Monday, December 22, 2008

The Boys Project

I came across this very interesting via Glenn Sacks blog. Dr. Judith KLEINFELD is the director of The Boys Project, whose mission is to help young males develop their capabilities and reach the potential that their families and teachers know they have. It has resources for teachers.
A large, sullen, poorly educated group of men will not keep the nation vital in the twenty-first century. The nation needs the energy, initiative, and ambition of its young men as well as its young women.
Dr KLEINFELD, a psychologist is a author of popular article "The Myth That Schools Shortchange Girls" and an critic of a legislation changing report published in 1992 titled "How Schools Shortchange Girls: A Study of Major Findings on Girls and Education" by the American Association of University Women (AAUW). She insists that the idea that girls are shortchanged by schools has become the common wisdom-what people take for granted, without a thought concerning whether or not it is true. As evidence of this fallacy, she quotes a nationally representative longitudinal study of the high school class of 1992, discussed by Dwyer and Johnson. It was found that high-school girls outdistanced boys in making the honor roll, in getting elected to a class office, and in receiving writing awards and other academic honors.

But 1992 was a long time ago, and the holes in this diatribe have been growing wider each year.
So it is perhaps not a surprise that in May 2008, the AAUW revisited the state of gender education and guess what - we have made great strides! The crisis is over! For everyone!

However, this article by Leonard SAX points out that women enrollment in Science Technololgy Engineering and Math (STEM) has actually declined over the past 20 years. He believes that the real gender crisis is not ability but motivation. Women remain more likely than men to major in art history and journalism; men are more likely than women to major in computer science, physics, and engineering. That is the reason for differences in earnings - utility.

The issue is that AAUA wants to force girls (and boys) into stereotypical roles that they do not aspire to. Gender differences do exist and they matter.

1 comment:

  1. AAUW's 2008 research report actually found that the issue of who is falling behind in school is not a girls vs. boys issue. What they found was that both boys and girls in specific demographics are falling behind boys and girls in other demographics. Namely, students from low income and minority households overall are falling behind those who are middle and upper class and white as far as going to college.

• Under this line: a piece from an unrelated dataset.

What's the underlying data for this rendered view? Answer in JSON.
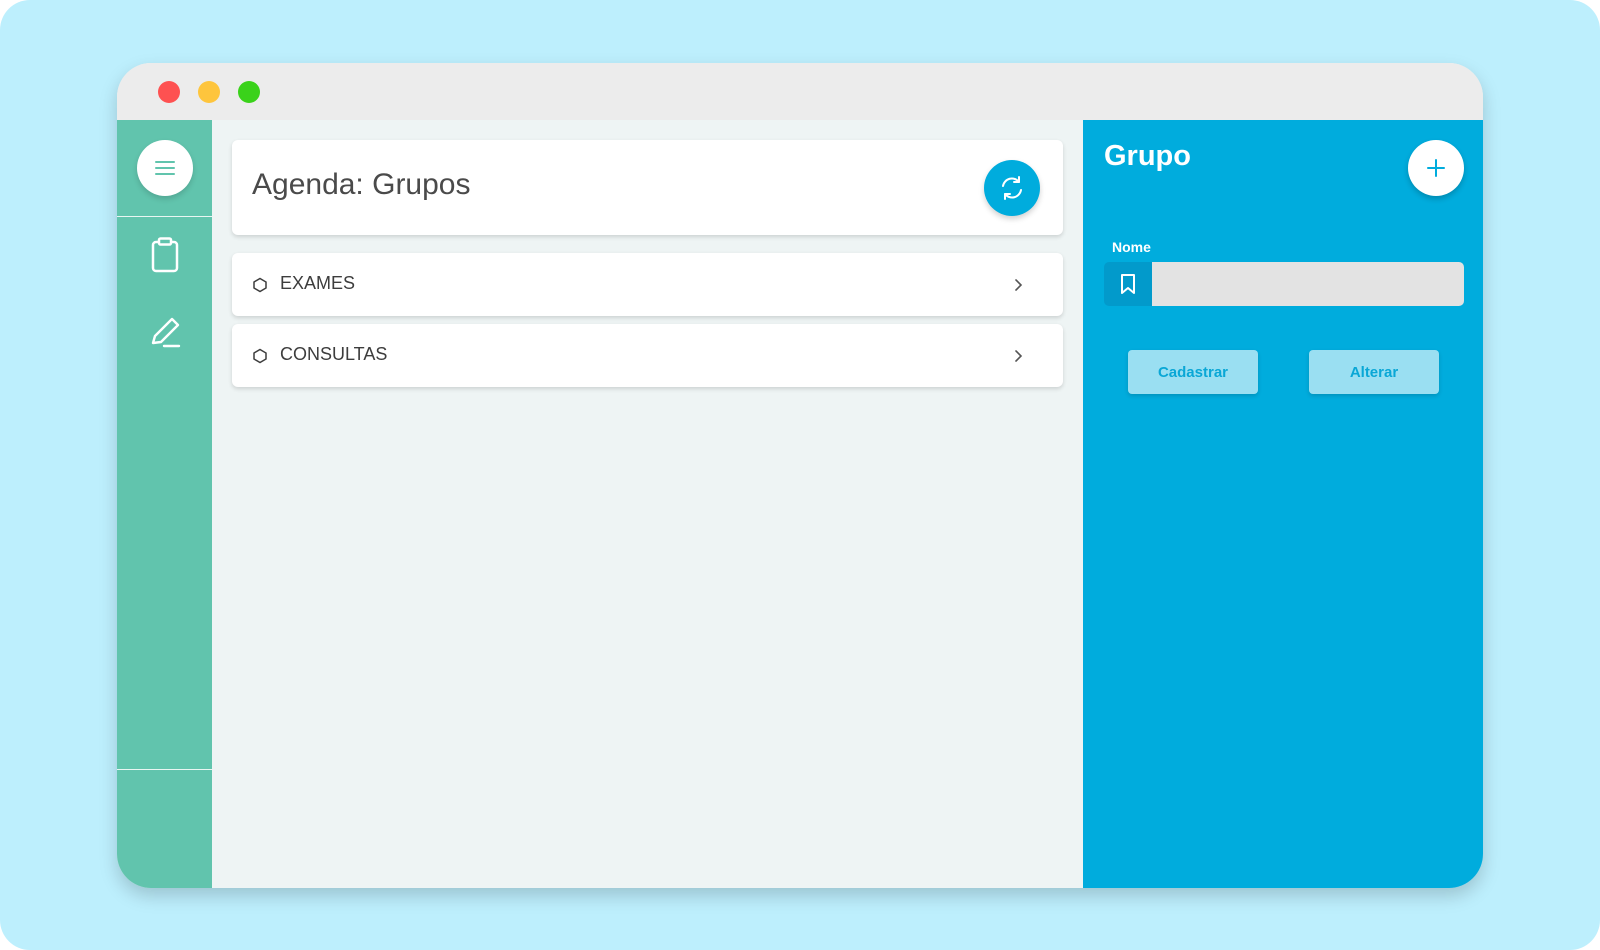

    Something else you can learn from the report is that one of the major reasons why there are more women than men in college is because there are so many more non traditional women students (women over 25) compared to non traditional male students -- meaning there are more older women returning to or going to college for the first time. This makes a lot of sense since it wasn't too long ago that far fewer women than men attended college when they were 18-22. There are almost the same number of male 18 year olds as female 18 year olds entering college.

    Also, I think a college education is still more important for women than men if they want to make good wages. Men can go to traditionally male-dominated jobs like construction, plumbing, electricians, sales, and now tech jobs, without a 4 year college degree and make a good salary. There is really no equivalent field like those for women to make good wages without a 4 year degree.

    Also, here's an interesting article about why some women leave the tech field: I think a lot of those reasons can be applicable to other fields and can also help explain why fewer women enter them than men, despite the high pay.